If you notice that your cat’s skin is irritated, red, inflamed, itchy or crusting, he may be suffering from a skin rash, otherwise referred to as Feline Dermatitis. Whether your kitty is an indoor or an outdoor cat, he is a natural explorer who encounters a variety of different hazards and substances on a daily basis.
When a cat’s skin comes in contact with a potentially harmful bacteria, the immune system kicks in, sending defender cells to the point of contact. This can cause inflammation, which ultimately leads to an allergic reaction and maybe even an infection. If addressed in the early stages, cat skin rashes are highly treatable and not an immediate source for panic.
But it should be noted that prompt treatment of your cat’s skin infection is crucial towards recovery.
Types of Skin Rashes Found in Cats
There are two types of skin rashes in felines:
Irritant Skin Rash
The more common of the two types, irritant dermatitis occurs when the skin comes in contact with a highly irritating substance for the first time and immediately has a reaction.
Allergic Skin Rash
If a cat encounters a previously harmless substance for a second time, his skin may become sensitized and overreact in defense. Sensitization occurs approximately six months to two years after the first encounter. For example, your cat successfully uses a medicine, but six months later his immune system has developed a hypersensitivity to the drug and an allergic reaction occurs, resulting in irritated skin.
Note: This rarely occurs in cats under 2 years of age.
Causes of Skin Rashes in Cats
There are a wide range of causes, which can make it tough to identify the source.
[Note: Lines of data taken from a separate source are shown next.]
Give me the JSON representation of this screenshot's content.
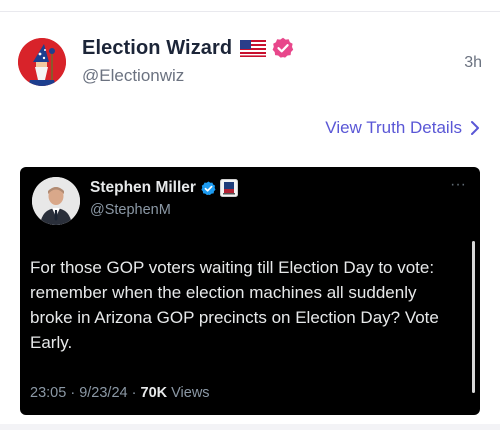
{
  "post": {
    "display_name": "Election Wizard",
    "flag_icon": "us-flag-icon",
    "verified_icon": "verified-badge-icon",
    "verified_color": "#e8478b",
    "handle": "@Electionwiz",
    "time": "3h"
  },
  "actions": {
    "view_details": "View Truth Details"
  },
  "embed": {
    "name": "Stephen Miller",
    "handle": "@StephenM",
    "verified_color": "#1d9bf0",
    "text": "For those GOP voters waiting till Election Day to vote: remember when the election machines all suddenly broke in Arizona GOP precincts on Election Day? Vote Early.",
    "time": "23:05",
    "date": "9/23/24",
    "separator": "·",
    "views_count": "70K",
    "views_label": "Views",
    "more_icon": "more-dots-icon",
    "more_glyph": "···"
  }
}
However, eradicating the source is very important in order to prevent recurrence and long-term pain in your cat. Typical causes of irritant skin rashes in cats include:
- Cleaning products
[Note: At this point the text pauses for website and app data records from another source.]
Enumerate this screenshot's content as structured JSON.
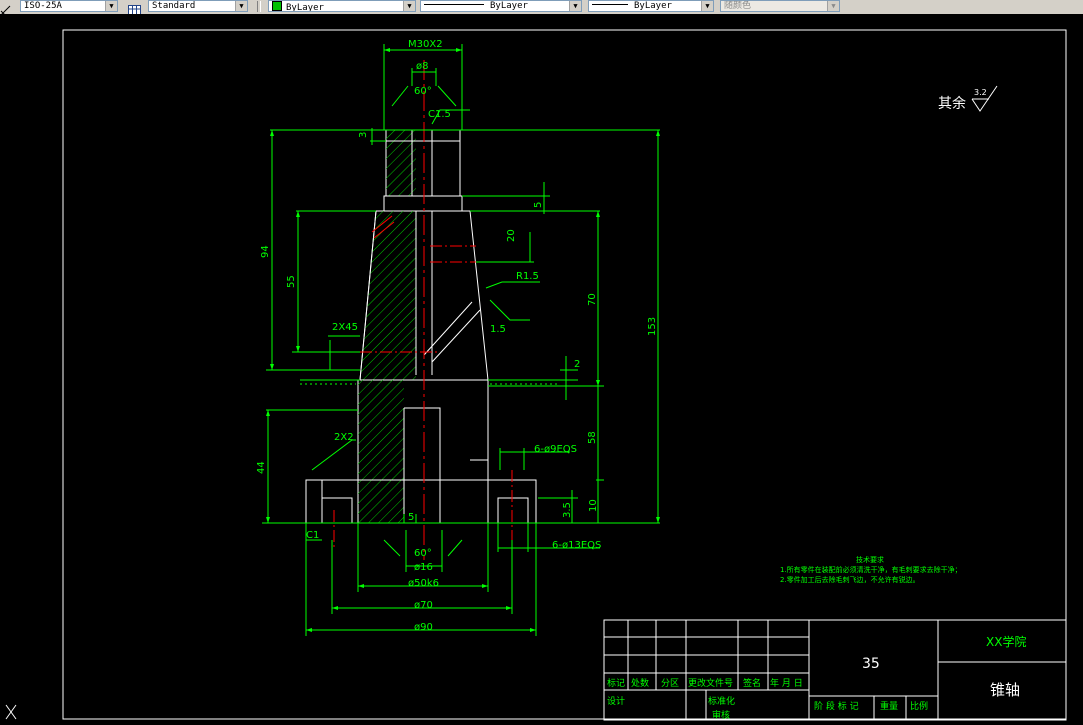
{
  "toolbar": {
    "dimstyle_value": "ISO-25A",
    "tablestyle_value": "Standard",
    "layer_color_value": "ByLayer",
    "linetype_value": "ByLayer",
    "lineweight_value": "ByLayer",
    "plotstyle_value": "随颜色"
  },
  "drawing": {
    "roughness_label": "其余",
    "roughness_value": "3.2",
    "dims": {
      "m30": "M30X2",
      "d8": "ø8",
      "a60_top": "60°",
      "c15": "C1.5",
      "v3": "3",
      "v5": "5",
      "v94": "94",
      "v20": "20",
      "v55": "55",
      "r15": "R1.5",
      "v70": "70",
      "v153": "153",
      "v15": "1.5",
      "ch2": "2X45",
      "v58": "58",
      "v2": "2",
      "v44": "44",
      "c2": "2X2",
      "holes_small": "6-ø9EQS",
      "v35": "3.5",
      "v10": "10",
      "c1": "C1",
      "v5b": "5",
      "holes_large": "6-ø13EQS",
      "a60_bot": "60°",
      "d16": "ø16",
      "d50": "ø50k6",
      "d70": "ø70",
      "d90": "ø90"
    },
    "notes": {
      "title": "技术要求",
      "line1": "1.所有零件在装配前必须清洗干净，有毛刺要求去除干净；",
      "line2": "2.零件加工后去除毛刺飞边，不允许有锐边。"
    },
    "title_block": {
      "labels": [
        "标记",
        "处数",
        "分区",
        "更改文件号",
        "签名",
        "年 月 日"
      ],
      "design": "设计",
      "standard": "标准化",
      "review": "审核",
      "stage": "阶 段 标 记",
      "weight": "重量",
      "scale": "比例",
      "material": "35",
      "school": "XX学院",
      "part_name": "锥轴"
    }
  },
  "colors": {
    "green": "#00ff00",
    "red": "#ff0000",
    "white": "#ffffff",
    "hatch": "#00c800"
  }
}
- Topical medications
- Road salt
- Poison Ivy
Causes of allergic skin rashes in cats include:
- Insect Bites
- Parasites or infestations (e.g., fleas, mites)
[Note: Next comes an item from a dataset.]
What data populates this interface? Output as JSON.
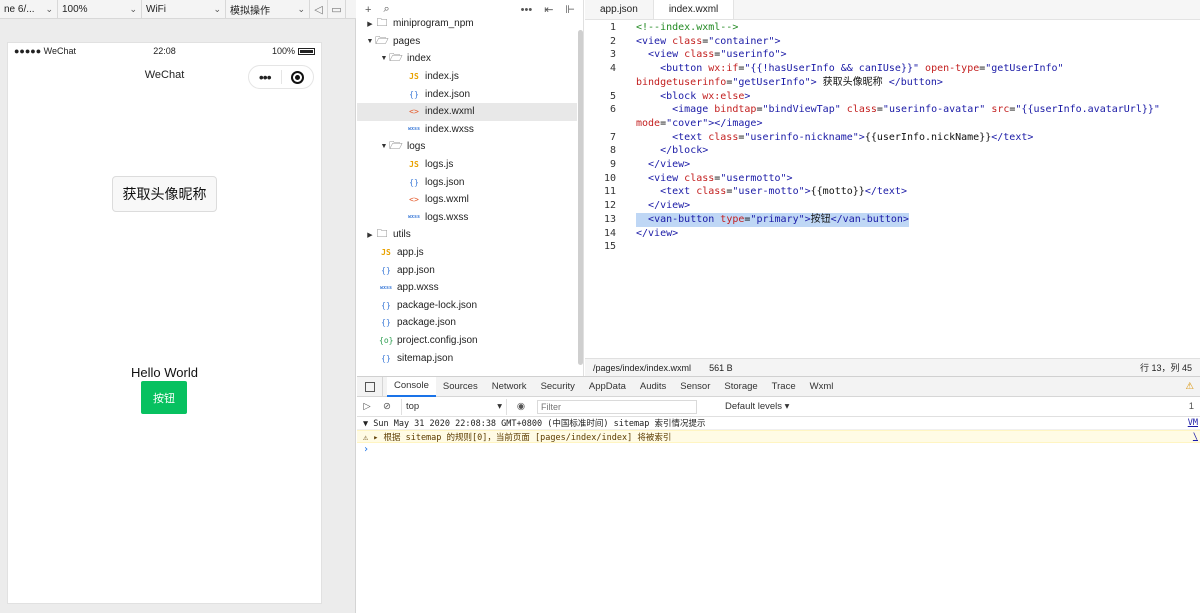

- Food allergies
- Extreme weather conditions
- Biting or scratching
- Bacteria or fungus
Symptoms of Cat Skin Rashes
If your cat has a form of contact dermatitis, you will mostly likely notice inflammation and redness on the thin parts of his fur where the skin is most exposed (e.g., belly, toes, chin, anus, ears and mouth).
It can be a highly uncomfortable experience for your cat — he may be prone to excessive licking, scratching and itching, which can lead to a secondary bacterial infection. Thus, it’s important to take care of any infection in the early stages. Other symptoms include:
- Rubbing against the floor to alleviate itching
- Hair loss and damaged follicles
- Skin ulcers
- Oozing lesions
- Thickening of skin
- Slight odor
When irritants are the cause, the symptoms should manifest within 24-48 hours. If the irritant is promptly removed, then recovery usually occurs immediately following the initial exposure.
When allergies are the cause of dermatitis, symptoms will be observable within three to five days after exposure, and may last for weeks.
If you notice any of these symptoms, be sure to visit your veterinarian immediately to receive a proper diagnosis and treatment plan.
Treating Feline Skin Rashes
Your vet’s diagnosis will usually begin with ruling out external parasites and any other sources that may be causing a hypersensitive reaction.
The most effective treatment is identifying and removing the substance that is triggering the skin rash. However, sometimes it’s tough even for a vet to determine the exact source. Communication between vet and owner is key towards isolating the harmful substance. Thus, it’s recommended you pay a lot of attention to your kitty’s behavior and be aware of any changes in his environment (e.g., new furniture, textiles, cat collar, food, etc.).
In order to track down the cause of your cat’s skin rash, your vet may have you administer a patch test, where a patch containing the suspected substance is taped to the skin. The skin’s reaction is then monitored. Another similar method involves removing the cat from his normal environment and seeing whether the affected skin improves.
Once a diagnosis is made, typical treatment involves bathing your cat with a medicinal shampoo to remove any harmful bacteria, and a regimen of topical corticosteroids to repair the irritated skin.